The phrase "everything but the kitchen sink" took on a new meaning when the young musicians of Weapons of Sound from Plymouth stormed the Royal Albert Hall on Monday night with their orchestra of junk instruments which included old oil drums and a supermarket trolley as well as the familiar kitchen fixture. The occasion was of course the first night of the 20th-season of Schools Proms, one of the best in terms of the variety and quality of music on offer.
The evening opened with the polished sound of the Wrexham Schools Brass Band. There was plenty of musicality here in numbers such as "March Star Lake" and "Blenheim Flourishes" but the highlight was Gershwin's infectious "I got Rhythm". This was followed by All Hallows Catholic High School Chamber Choir from Macclesfield. They produced a soft, musical sound in their unaccompanied singing of items such as the 16th-century anthem "O Lord the Maker of All Things" "Old MacDonald" and the magical "The Way You Look Tonight".

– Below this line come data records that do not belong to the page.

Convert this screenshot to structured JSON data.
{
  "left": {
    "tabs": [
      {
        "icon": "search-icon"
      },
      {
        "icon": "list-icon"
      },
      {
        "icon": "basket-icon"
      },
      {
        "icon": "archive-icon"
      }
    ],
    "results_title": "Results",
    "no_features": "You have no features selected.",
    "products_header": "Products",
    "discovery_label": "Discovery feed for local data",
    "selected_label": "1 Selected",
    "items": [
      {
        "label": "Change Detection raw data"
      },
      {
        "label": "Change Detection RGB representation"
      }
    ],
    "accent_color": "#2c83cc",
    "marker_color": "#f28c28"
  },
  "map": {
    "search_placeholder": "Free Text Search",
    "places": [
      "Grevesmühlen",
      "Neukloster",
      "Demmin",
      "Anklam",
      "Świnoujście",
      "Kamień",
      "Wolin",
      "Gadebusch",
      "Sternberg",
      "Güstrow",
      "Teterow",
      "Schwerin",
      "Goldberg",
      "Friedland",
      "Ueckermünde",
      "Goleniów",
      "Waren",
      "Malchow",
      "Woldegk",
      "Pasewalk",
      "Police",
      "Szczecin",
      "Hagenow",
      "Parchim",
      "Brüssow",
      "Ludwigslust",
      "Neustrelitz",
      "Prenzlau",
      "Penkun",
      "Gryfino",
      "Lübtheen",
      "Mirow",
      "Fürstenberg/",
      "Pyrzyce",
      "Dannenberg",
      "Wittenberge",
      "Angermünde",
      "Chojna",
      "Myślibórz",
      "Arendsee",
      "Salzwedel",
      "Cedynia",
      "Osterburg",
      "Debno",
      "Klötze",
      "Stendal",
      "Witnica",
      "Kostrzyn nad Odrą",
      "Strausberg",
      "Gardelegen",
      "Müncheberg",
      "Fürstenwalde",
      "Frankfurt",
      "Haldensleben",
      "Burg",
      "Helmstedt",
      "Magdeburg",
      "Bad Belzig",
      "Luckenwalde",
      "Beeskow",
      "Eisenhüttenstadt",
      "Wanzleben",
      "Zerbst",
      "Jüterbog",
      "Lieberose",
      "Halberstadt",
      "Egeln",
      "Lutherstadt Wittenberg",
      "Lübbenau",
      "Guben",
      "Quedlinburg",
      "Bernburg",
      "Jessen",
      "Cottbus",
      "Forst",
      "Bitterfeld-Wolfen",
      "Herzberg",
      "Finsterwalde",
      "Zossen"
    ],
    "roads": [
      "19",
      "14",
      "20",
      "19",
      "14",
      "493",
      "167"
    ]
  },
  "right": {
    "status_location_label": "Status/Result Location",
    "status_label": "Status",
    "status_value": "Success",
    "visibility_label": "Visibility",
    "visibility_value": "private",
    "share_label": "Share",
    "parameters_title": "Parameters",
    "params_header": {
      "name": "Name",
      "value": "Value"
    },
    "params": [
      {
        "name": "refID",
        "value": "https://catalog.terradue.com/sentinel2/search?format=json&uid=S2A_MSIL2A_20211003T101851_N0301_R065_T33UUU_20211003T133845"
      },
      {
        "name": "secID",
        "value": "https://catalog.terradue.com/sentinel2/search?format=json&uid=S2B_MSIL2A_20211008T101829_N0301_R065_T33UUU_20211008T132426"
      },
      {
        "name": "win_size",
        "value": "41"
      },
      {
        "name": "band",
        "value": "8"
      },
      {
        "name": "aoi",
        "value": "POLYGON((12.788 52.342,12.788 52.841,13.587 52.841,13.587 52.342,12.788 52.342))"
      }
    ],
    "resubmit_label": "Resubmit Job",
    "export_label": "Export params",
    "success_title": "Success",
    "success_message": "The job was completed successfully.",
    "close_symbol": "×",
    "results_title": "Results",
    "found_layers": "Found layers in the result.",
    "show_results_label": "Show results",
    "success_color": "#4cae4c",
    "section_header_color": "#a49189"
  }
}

It was good to see more under-11s in evidence this year. Ocean World is a favourite with many schools because of its conservationist theme but I don't remember hearing it as movingly performed as by the choir from Years 5 and 6 of Putney High School. The children, colourfully costumed, sang with excellent dictation for such a young choir. Unusually, there were some confident solo voices.
Young string players from Colne Valley showed that even the most inexperienced instrumentalists can reach performance standard. Their medley of simple, jazzy music specially written by their conductor Ralph Barker was delivered with efficiency and obvious enjoyment. String teacher Andreas Nicolaou is no stranger to the Schools prom and this year his Violin Quartet, all players under 13, astounded us with a performance of the unusual - and one must assume technically demanding - Four Silesian Melodies by Lutoslawski, contrasted with Country Dance by Carl Maria von Weber.
The Pantonic All Stars Steel Orchestra delivered Mozart's Marriage of Figaro Overture with customary panache and style. Though purists might have been offended, the orchestra made no slips and never allowed the piece to degenerate into the frantic.
The evening featured some jazz of real quality. Groves High School Blues Band (Wrexham) played blues numbers in three different styles, while the recently formed modern jazz trio Endangered Species from Leicester, led by talented pianist Richard Fairhurst, gave us a foretaste of what is in store for audiences at Ronnie Scott's where it plays next month.
Full marks to programme planners for the decision to include items such as the the haunting Variations on a Korean Folk Song (Northamptonshire County Youth Concert Band) and Respighi's dramatic Pines of Rome (The Appian Way) in the finale by Reading Youth Orchestra, a powerful end to an excellent opening night.
The Schools Prom is sponsored by British Aerospace, Commercial Union, Glaxo, Marks and Spencer, Thorn EMI, W H Smith, and supported by the Department for Education, Music Industries Association, in association with The TES.